The governing body of European soccer announced on Tuesday an investigation into allegations of anti-Semitic behavior from fans of a local German team towards supporters of an Israeli club during last Thursday's match in Berlin.
The Union of European Football Associations (UEFA) announcement came almost a week after Maccabi Haifa fans claimed they were insulted and threatened by some Union Berlin supporters at the Europa League Conference game, which took place at the Nazi-era-built Olympic Stadium.
UEFA has appointed an Ethics and Disciplinary Inspector to "conduct a disciplinary investigation regarding potential discriminatory incidents."
Allegations include anti-Semitic insults, beer thrown at Haifa supporters, and one suspect accused of incitement for repeatedly shouting "Sieg Heil." An Israeli fan told German newspaper Die Welt that a Union Berlin supporter tried to set fire to a small paper Israeli flag, which police later confirmed.
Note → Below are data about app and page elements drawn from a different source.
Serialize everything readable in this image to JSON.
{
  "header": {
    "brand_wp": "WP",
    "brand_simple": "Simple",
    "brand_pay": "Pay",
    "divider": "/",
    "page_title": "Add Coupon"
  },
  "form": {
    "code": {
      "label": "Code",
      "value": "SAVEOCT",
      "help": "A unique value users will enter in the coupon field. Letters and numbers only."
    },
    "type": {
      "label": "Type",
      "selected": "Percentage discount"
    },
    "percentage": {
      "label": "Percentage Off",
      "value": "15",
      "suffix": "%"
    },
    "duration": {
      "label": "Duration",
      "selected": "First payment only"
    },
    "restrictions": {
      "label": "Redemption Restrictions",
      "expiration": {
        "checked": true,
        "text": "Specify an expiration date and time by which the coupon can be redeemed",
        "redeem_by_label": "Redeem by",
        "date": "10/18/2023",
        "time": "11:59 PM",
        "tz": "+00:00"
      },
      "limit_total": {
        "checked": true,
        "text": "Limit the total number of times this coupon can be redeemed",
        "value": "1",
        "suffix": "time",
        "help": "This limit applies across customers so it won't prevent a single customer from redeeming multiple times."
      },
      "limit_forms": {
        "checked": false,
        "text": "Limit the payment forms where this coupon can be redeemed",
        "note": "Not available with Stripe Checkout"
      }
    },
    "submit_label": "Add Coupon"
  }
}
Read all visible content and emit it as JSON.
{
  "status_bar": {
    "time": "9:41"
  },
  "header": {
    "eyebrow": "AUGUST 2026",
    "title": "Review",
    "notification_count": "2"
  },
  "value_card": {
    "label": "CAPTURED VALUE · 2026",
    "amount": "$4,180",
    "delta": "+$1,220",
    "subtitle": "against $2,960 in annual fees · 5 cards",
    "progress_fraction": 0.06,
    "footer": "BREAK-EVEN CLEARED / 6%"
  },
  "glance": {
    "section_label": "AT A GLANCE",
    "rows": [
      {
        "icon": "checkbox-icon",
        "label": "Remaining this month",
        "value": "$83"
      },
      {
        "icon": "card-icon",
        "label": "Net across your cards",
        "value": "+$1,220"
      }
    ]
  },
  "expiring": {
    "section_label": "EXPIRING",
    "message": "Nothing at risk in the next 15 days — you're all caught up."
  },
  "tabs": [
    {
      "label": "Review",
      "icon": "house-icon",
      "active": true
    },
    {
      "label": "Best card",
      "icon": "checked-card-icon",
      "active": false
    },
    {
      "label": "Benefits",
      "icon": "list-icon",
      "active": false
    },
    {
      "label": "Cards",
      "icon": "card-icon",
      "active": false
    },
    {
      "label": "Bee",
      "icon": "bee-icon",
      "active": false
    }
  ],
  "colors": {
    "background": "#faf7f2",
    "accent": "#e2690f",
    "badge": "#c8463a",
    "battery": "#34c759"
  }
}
Dirk Zingler, president of the Union Berlin club, later apologized by branding their supporters' behavior as "shameful and intolerable."
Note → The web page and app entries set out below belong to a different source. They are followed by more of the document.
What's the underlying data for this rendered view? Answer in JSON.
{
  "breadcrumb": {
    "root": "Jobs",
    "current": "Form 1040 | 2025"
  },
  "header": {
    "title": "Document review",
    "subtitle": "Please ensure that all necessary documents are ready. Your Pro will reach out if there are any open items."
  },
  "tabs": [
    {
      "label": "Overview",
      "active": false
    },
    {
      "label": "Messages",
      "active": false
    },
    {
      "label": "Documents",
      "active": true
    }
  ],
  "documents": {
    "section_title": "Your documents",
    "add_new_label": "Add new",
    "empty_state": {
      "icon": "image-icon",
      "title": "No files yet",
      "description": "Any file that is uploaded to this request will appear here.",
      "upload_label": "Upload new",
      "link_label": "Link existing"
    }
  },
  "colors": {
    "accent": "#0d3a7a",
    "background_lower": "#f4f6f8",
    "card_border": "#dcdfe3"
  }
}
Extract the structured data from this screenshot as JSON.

"We apologize to those affected," added Zingler. "We will never tolerate discrimination in our ranks. It is important to remain vigilant and to work tirelessly against it."
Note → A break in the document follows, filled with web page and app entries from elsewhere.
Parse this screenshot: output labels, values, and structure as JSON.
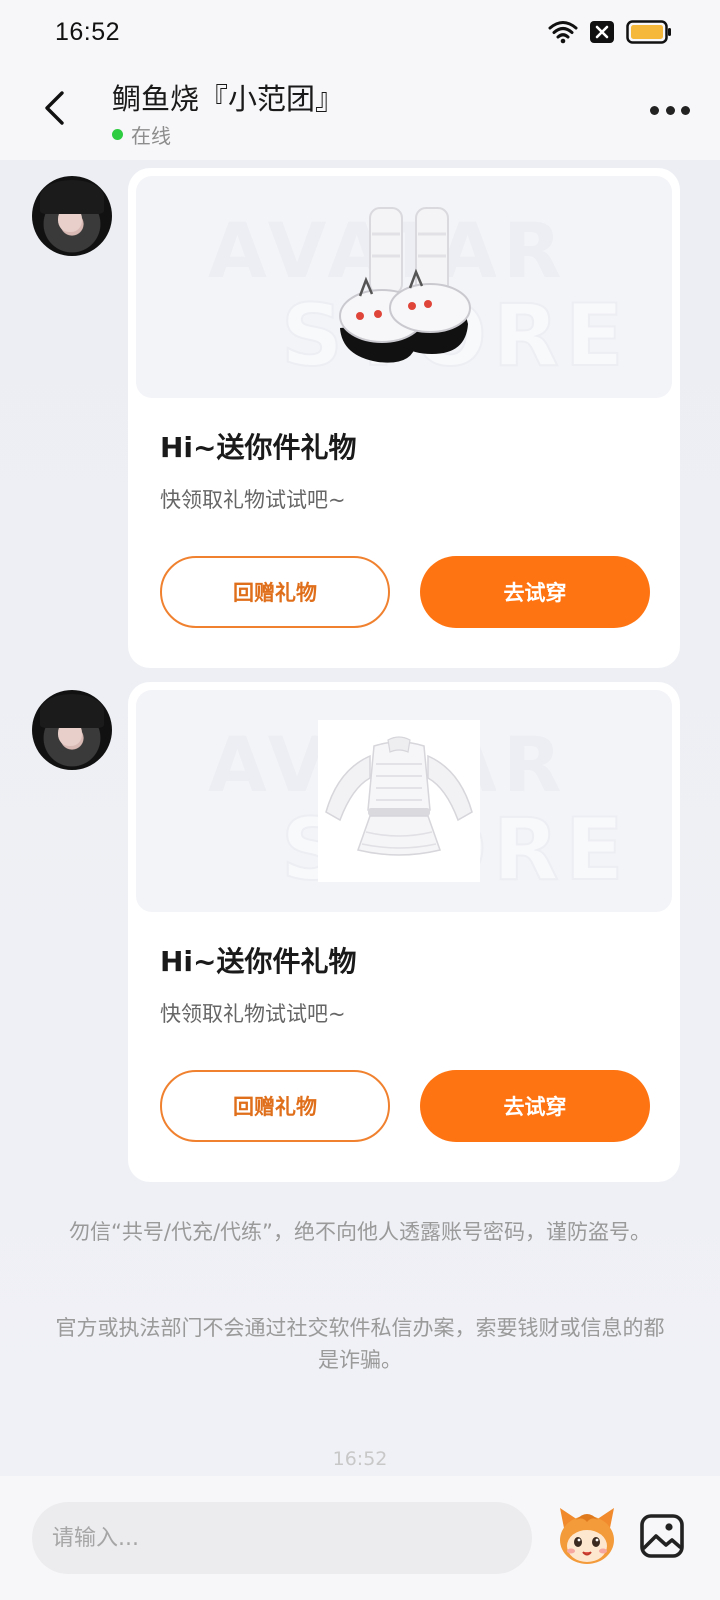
{
  "status_bar": {
    "time": "16:52"
  },
  "header": {
    "title": "鲷鱼烧『小范团』",
    "status": "在线"
  },
  "messages": [
    {
      "title": "Hi~送你件礼物",
      "subtitle": "快领取礼物试试吧~",
      "return_label": "回赠礼物",
      "try_label": "去试穿",
      "gift": "shoes"
    },
    {
      "title": "Hi~送你件礼物",
      "subtitle": "快领取礼物试试吧~",
      "return_label": "回赠礼物",
      "try_label": "去试穿",
      "gift": "top"
    }
  ],
  "notices": [
    "勿信“共号/代充/代练”，绝不向他人透露账号密码，谨防盗号。",
    "官方或执法部门不会通过社交软件私信办案，索要钱财或信息的都是诈骗。"
  ],
  "faded_time": "16:52",
  "input": {
    "placeholder": "请输入..."
  },
  "colors": {
    "accent": "#ff7412",
    "online": "#2ecc40",
    "battery": "#f5b83a"
  },
  "icons": [
    "wifi-icon",
    "sim-off-icon",
    "battery-icon",
    "back-arrow-icon",
    "more-dots-icon",
    "mascot-icon",
    "image-icon"
  ]
}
The recent anti-Semitic allegations come in light of increased hate crimes committed towards the Jewish population.
Berlin's Olympic Stadium was built for the 1936 Olympics hosted by Nazi Germany, where one of the most controversial sports events in history took place.
Thursday's match was switched from Union's Alten Foersteriei ground to the Olympic Stadium to meet UEFA requirements.
Reprinted with permission from i24NEWS.